:: SUPPLIED MATERIAL ::
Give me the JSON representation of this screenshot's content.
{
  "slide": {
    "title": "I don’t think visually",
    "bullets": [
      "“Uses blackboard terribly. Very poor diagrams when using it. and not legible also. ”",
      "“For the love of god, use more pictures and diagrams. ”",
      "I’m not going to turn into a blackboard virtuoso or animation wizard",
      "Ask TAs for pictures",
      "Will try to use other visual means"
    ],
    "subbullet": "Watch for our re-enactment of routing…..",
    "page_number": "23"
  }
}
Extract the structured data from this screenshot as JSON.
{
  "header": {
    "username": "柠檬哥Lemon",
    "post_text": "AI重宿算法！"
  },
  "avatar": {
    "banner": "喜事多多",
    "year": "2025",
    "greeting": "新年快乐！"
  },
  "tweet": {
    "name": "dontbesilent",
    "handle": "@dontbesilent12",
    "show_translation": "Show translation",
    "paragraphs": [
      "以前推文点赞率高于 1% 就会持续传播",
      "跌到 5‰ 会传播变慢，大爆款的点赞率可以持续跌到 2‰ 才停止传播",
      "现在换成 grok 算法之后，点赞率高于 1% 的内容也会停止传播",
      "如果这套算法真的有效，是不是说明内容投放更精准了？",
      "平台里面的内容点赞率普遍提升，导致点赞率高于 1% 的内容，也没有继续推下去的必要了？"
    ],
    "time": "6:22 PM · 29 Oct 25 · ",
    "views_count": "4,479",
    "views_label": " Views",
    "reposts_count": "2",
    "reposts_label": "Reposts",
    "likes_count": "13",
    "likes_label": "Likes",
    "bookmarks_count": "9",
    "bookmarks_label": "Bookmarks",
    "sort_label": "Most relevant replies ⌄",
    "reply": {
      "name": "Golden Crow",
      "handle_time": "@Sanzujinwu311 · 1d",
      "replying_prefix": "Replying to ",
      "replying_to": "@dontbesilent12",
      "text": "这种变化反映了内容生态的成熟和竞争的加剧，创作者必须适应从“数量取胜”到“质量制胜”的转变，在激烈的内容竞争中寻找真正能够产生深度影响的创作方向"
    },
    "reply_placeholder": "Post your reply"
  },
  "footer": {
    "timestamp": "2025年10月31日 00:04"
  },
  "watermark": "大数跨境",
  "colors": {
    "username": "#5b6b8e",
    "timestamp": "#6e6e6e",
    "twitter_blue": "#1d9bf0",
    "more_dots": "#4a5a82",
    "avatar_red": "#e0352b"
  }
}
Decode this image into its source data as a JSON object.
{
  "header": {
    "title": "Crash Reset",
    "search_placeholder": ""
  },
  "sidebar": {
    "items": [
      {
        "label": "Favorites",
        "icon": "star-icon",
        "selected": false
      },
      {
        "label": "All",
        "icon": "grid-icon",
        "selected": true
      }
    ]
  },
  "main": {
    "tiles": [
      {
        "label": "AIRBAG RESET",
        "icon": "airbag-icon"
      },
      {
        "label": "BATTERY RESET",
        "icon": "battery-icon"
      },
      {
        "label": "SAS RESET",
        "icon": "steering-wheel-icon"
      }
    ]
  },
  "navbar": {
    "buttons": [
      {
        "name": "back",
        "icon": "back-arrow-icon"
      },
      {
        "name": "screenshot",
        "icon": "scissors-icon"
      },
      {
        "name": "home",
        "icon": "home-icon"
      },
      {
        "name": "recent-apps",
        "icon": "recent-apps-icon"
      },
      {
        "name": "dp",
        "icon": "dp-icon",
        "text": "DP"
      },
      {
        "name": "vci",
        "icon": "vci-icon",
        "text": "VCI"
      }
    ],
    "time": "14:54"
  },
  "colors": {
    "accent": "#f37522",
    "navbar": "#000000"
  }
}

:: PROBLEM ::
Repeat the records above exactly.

:: SOLVED EXERCISE ::
Give me the JSON representation of this screenshot's content.
{
  "slide": {
    "title": "I don’t think visually",
    "bullets": [
      "“Uses blackboard terribly. Very poor diagrams when using it. and not legible also. ”",
      "“For the love of god, use more pictures and diagrams. ”",
      "I’m not going to turn into a blackboard virtuoso or animation wizard",
      "Ask TAs for pictures",
      "Will try to use other visual means"
    ],
    "subbullet": "Watch for our re-enactment of routing…..",
    "page_number": "23"
  }
}
Extract the structured data from this screenshot as JSON.
{
  "header": {
    "username": "柠檬哥Lemon",
    "post_text": "AI重宿算法！"
  },
  "avatar": {
    "banner": "喜事多多",
    "year": "2025",
    "greeting": "新年快乐！"
  },
  "tweet": {
    "name": "dontbesilent",
    "handle": "@dontbesilent12",
    "show_translation": "Show translation",
    "paragraphs": [
      "以前推文点赞率高于 1% 就会持续传播",
      "跌到 5‰ 会传播变慢，大爆款的点赞率可以持续跌到 2‰ 才停止传播",
      "现在换成 grok 算法之后，点赞率高于 1% 的内容也会停止传播",
      "如果这套算法真的有效，是不是说明内容投放更精准了？",
      "平台里面的内容点赞率普遍提升，导致点赞率高于 1% 的内容，也没有继续推下去的必要了？"
    ],
    "time": "6:22 PM · 29 Oct 25 · ",
    "views_count": "4,479",
    "views_label": " Views",
    "reposts_count": "2",
    "reposts_label": "Reposts",
    "likes_count": "13",
    "likes_label": "Likes",
    "bookmarks_count": "9",
    "bookmarks_label": "Bookmarks",
    "sort_label": "Most relevant replies ⌄",
    "reply": {
      "name": "Golden Crow",
      "handle_time": "@Sanzujinwu311 · 1d",
      "replying_prefix": "Replying to ",
      "replying_to": "@dontbesilent12",
      "text": "这种变化反映了内容生态的成熟和竞争的加剧，创作者必须适应从“数量取胜”到“质量制胜”的转变，在激烈的内容竞争中寻找真正能够产生深度影响的创作方向"
    },
    "reply_placeholder": "Post your reply"
  },
  "footer": {
    "timestamp": "2025年10月31日 00:04"
  },
  "watermark": "大数跨境",
  "colors": {
    "username": "#5b6b8e",
    "timestamp": "#6e6e6e",
    "twitter_blue": "#1d9bf0",
    "more_dots": "#4a5a82",
    "avatar_red": "#e0352b"
  }
}
Decode this image into its source data as a JSON object.
{
  "header": {
    "title": "Crash Reset",
    "search_placeholder": ""
  },
  "sidebar": {
    "items": [
      {
        "label": "Favorites",
        "icon": "star-icon",
        "selected": false
      },
      {
        "label": "All",
        "icon": "grid-icon",
        "selected": true
      }
    ]
  },
  "main": {
    "tiles": [
      {
        "label": "AIRBAG RESET",
        "icon": "airbag-icon"
      },
      {
        "label": "BATTERY RESET",
        "icon": "battery-icon"
      },
      {
        "label": "SAS RESET",
        "icon": "steering-wheel-icon"
      }
    ]
  },
  "navbar": {
    "buttons": [
      {
        "name": "back",
        "icon": "back-arrow-icon"
      },
      {
        "name": "screenshot",
        "icon": "scissors-icon"
      },
      {
        "name": "home",
        "icon": "home-icon"
      },
      {
        "name": "recent-apps",
        "icon": "recent-apps-icon"
      },
      {
        "name": "dp",
        "icon": "dp-icon",
        "text": "DP"
      },
      {
        "name": "vci",
        "icon": "vci-icon",
        "text": "VCI"
      }
    ],
    "time": "14:54"
  },
  "colors": {
    "accent": "#f37522",
    "navbar": "#000000"
  }
}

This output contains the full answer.